CISA even issued a warning and an urgent patch advisory regarding the actively exploited Microsoft vulnerability, as well as actively exploited Apple vulnerabilities.
Make sure you update yours today!
Apple Zero-Day Vulnerabilities Exploited
Although Apple products are known for their reliability, that doesn’t mean they’re completely without problem.
Recently, CISA’s Apple advisory focused on an arbitrary code execution vulnerability within the iOS and macOS kernel.
This actively-exploited flaw is the eighth Apple product with zero-day vulnerabilities to be found this year. Additionally, it applies to most iOS versions, from the just-released iOS 16 to older iOS versions that do not normally receive updates.
This patched vulnerability allowed attackers to gain full control over a phone, letting them install apps or extract data from other apps.
Apple also patched a similarly threatening out-of-bounds write issue earlier this month. That flaw didn’t require user action, and could execute dangerous code by constructing web pages in a certain way.
Although Apple devices usually update automatically, you’ll need to double-check for older devices that may not be actively used. Those devices might not be equipped for automatic updates, or have them disabled outright.
Trend Micro Patch
Multinational cybersecurity firm, Trend Micro, joined this month’s patch releases with an urgent warning to patch an actively exploited RCE flaw in their Apex One endpoint security platform.
This vulnerability allows attackers to push unverified downloads into defended endpoints through the security platform itself.
Fortunately, this flaw requires direct access to the Apex One server administration console.
However, Trend Micro admits that at least one customer already suffered an active attempt to exploit the vulnerability. In addition to applying the patch, you’ll want to check for signs of unauthorized or unusual activity within your Apex One systems.
Chrome CISA Warning
CISA issued a separate warning for actively exploited vulnerabilities in hardware, as well as two patched flaws in Google Chrome. Version 105 of Chrome, released September 1st, patched 24 security holes. Yet, just three days later, Google released Version 105.0.5195.102 to fix an actively exploited vulnerability.
This flaw also affects Microsoft Edge. Federal agencies only have until September 29th to update their browsers to come into CISA compliance.
While most browsers should update automatically, monitor or notify users to ensure they restart their browsers to allow the update to fully install.
Other Notable Patches
While these vulnerabilities and brand names capture headlines, you can’t overlook other released patches.
- 63 security holes patched for 7 Adobe products
- Cisco security updates
- SAP security updates
- VMware Security updates, including a privileged elevation flaw
Your IT teams and patch management contracts typically cover operating systems and major software packages.

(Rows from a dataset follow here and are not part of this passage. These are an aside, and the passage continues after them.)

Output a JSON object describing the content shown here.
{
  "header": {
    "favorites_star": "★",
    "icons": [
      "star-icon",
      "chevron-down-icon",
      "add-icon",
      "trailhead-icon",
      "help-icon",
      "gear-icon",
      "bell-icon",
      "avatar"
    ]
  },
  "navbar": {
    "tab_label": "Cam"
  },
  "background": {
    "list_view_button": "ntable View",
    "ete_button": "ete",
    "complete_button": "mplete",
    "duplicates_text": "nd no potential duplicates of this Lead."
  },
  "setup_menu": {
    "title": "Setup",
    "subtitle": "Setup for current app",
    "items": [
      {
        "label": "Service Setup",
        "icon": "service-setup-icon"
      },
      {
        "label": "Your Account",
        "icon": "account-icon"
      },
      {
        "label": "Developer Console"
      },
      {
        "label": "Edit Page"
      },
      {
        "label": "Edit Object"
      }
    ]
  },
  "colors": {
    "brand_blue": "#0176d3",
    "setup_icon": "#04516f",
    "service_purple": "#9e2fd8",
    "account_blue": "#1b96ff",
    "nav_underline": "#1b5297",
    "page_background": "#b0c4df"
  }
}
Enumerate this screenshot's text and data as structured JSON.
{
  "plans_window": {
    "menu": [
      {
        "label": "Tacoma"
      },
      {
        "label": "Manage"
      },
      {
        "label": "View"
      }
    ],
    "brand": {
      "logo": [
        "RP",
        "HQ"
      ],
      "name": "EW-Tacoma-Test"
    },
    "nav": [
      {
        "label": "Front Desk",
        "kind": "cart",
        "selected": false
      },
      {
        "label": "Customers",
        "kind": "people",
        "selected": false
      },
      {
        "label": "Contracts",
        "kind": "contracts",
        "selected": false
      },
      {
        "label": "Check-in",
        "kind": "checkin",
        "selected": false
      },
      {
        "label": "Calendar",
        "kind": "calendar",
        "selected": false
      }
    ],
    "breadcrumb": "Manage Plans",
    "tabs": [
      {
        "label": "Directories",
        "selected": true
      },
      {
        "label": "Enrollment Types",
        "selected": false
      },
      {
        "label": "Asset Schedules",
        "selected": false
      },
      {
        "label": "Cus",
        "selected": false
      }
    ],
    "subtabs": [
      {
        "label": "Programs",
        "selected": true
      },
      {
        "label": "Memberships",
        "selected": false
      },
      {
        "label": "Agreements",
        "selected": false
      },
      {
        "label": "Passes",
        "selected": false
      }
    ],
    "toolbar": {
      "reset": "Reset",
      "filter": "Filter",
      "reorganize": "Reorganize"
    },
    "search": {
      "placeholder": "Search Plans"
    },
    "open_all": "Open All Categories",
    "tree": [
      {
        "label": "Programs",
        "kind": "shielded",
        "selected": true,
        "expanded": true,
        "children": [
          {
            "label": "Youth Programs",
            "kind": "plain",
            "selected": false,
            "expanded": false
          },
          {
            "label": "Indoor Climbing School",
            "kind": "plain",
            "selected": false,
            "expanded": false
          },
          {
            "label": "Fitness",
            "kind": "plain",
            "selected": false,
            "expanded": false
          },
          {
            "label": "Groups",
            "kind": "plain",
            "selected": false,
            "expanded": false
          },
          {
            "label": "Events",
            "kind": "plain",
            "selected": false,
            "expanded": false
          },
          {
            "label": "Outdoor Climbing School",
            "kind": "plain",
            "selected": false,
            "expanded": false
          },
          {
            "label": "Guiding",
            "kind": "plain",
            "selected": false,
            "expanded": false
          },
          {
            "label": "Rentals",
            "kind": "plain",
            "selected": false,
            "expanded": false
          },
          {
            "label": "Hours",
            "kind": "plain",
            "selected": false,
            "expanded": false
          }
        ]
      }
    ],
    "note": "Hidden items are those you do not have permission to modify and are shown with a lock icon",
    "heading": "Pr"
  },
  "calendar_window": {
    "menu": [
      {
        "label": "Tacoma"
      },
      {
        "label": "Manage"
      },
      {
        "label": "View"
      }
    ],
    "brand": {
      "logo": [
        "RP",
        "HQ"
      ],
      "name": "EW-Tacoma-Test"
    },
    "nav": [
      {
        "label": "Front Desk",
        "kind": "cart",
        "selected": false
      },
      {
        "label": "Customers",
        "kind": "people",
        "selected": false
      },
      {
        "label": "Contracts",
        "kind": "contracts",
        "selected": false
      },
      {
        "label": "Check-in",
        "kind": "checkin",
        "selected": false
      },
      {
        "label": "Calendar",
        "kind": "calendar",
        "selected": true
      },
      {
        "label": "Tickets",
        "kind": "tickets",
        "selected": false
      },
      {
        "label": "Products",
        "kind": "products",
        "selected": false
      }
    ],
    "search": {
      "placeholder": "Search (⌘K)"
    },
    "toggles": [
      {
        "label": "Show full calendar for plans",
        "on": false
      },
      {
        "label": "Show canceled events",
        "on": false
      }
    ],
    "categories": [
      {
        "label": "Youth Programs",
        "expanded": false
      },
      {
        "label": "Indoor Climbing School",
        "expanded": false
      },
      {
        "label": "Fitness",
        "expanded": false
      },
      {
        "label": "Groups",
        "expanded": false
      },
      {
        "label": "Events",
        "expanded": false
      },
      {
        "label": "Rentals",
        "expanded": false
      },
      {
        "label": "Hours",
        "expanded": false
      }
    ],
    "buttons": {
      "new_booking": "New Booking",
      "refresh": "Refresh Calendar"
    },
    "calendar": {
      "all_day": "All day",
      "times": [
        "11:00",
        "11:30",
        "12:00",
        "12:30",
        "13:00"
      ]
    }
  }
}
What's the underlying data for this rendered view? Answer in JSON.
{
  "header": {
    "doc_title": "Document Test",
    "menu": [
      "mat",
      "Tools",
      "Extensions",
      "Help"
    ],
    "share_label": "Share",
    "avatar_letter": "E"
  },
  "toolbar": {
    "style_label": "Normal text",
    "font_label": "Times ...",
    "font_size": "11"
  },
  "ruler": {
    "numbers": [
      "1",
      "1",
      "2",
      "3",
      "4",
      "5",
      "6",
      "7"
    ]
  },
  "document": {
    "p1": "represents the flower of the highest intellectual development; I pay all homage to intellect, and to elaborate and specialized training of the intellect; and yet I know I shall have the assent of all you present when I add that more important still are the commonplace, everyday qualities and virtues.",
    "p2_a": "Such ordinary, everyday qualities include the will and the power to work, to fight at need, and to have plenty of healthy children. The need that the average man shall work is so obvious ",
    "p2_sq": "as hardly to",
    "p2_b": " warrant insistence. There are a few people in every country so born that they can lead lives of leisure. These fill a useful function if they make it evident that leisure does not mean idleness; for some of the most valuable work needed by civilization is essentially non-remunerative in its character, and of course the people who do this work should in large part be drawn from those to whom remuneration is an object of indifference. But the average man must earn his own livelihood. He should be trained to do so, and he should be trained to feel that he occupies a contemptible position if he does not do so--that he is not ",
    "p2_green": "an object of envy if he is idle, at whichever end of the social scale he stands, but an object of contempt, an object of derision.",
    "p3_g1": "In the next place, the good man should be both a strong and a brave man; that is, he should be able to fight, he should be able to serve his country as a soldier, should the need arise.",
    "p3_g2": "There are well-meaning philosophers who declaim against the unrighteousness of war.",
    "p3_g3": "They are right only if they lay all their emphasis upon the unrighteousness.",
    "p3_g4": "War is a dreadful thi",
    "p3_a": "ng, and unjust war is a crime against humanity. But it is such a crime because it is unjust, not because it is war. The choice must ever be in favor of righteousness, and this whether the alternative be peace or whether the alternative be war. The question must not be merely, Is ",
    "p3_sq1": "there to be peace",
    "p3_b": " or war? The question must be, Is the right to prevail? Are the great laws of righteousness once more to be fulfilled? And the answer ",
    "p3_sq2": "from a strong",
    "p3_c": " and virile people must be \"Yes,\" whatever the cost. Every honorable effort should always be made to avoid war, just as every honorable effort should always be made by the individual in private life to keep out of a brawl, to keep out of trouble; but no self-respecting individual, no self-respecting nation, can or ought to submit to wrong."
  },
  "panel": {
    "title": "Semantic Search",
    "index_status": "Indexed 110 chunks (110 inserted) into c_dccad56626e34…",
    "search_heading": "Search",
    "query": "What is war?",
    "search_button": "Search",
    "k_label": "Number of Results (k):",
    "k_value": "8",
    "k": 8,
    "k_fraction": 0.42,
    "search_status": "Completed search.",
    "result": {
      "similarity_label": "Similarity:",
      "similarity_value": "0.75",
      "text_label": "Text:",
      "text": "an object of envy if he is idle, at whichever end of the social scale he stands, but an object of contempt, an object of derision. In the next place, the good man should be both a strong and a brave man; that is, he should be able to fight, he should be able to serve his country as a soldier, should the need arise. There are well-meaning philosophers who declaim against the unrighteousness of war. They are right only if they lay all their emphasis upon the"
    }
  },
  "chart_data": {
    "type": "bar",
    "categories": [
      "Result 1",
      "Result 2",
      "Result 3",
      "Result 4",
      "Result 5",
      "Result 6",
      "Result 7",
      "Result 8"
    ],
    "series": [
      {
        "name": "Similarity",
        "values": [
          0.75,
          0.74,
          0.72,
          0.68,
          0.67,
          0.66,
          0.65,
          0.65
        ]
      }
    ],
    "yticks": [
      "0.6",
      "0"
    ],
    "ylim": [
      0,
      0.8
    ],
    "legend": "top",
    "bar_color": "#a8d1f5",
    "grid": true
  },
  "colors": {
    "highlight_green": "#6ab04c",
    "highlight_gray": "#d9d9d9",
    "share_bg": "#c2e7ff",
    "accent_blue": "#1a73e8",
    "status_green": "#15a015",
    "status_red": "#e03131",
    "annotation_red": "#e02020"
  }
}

However, more unusual software may require special attention or specific requests.
Comprehensive Vulnerability Control
Of course, you can always request update reports from your IT teams or service providers to check for unpatched systems throughout your environment. However, these reports will only reflect known software packages within your organization.
To ensure comprehensive vulnerability control, perform regular vulnerability scans and software/hardware discovery to ensure accurate asset and vulnerability lists.
To protect against actively exploited zero-day vulnerabilities, you must also check for unauthorized access or activities on vulnerable devices or software that could indicate a compromised asset.
While such forensic examinations may be beyond the capabilities of average IT personnel assigned for patching, outsourced specialists can always be deployed.
To obtain short or long-term assistance developing comprehensive vulnerability controls, Ideal Integrations, in conjunction with cybersecurity division Blue Bastion, can help.
Simply contact us at 412-349-6680, or fill out the form below, and our experts will provide a no-obligation overview of options and solutions for vulnerability detection, asset discovery, and patching programs.